Data for review
--

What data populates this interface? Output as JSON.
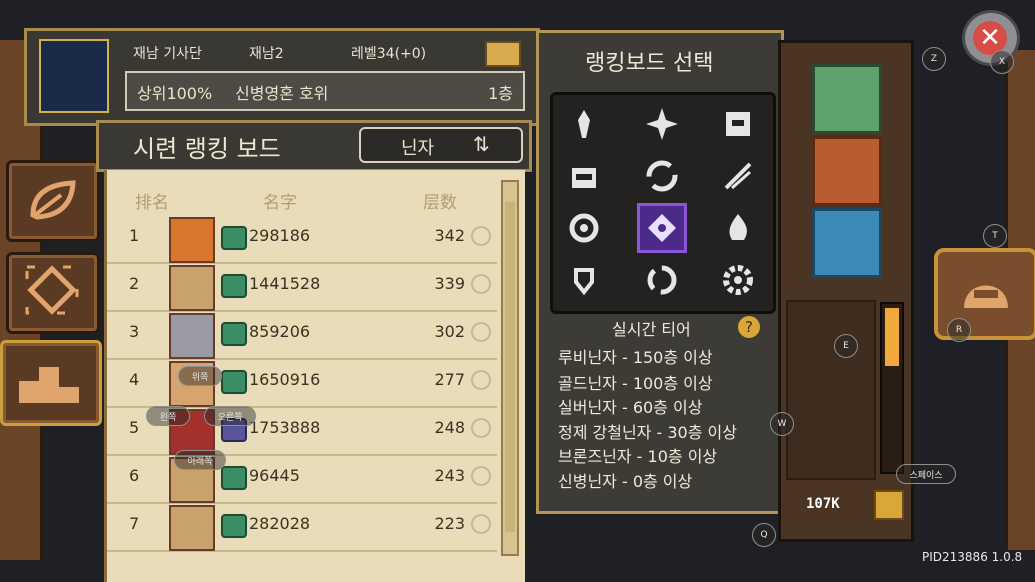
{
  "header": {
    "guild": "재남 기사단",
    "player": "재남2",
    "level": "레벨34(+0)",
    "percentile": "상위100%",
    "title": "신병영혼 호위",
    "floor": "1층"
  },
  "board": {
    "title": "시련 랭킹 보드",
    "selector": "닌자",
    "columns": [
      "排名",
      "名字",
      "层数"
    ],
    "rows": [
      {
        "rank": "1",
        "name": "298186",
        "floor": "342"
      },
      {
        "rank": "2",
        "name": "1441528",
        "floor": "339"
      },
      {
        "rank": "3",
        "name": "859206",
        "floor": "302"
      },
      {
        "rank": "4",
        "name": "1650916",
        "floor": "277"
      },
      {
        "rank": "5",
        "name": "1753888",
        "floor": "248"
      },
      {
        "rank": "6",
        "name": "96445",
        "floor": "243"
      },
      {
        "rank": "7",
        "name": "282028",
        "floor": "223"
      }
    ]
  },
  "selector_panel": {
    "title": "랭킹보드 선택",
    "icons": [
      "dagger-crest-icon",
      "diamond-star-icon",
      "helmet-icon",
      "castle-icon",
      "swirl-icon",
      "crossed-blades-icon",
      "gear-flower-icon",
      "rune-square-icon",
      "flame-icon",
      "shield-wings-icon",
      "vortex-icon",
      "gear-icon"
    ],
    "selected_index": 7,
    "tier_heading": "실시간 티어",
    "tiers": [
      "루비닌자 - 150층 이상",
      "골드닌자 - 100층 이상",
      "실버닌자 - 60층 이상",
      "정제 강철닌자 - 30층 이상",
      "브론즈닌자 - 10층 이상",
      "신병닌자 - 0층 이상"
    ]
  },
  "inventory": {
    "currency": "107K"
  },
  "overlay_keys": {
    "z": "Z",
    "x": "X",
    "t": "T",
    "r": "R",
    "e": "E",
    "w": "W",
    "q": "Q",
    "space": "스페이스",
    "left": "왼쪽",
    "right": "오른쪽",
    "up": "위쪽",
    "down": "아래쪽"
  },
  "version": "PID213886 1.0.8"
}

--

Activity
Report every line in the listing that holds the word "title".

Your response
    "title": "신병영혼 호위",
    "title": "시련 랭킹 보드",
    "title": "랭킹보드 선택",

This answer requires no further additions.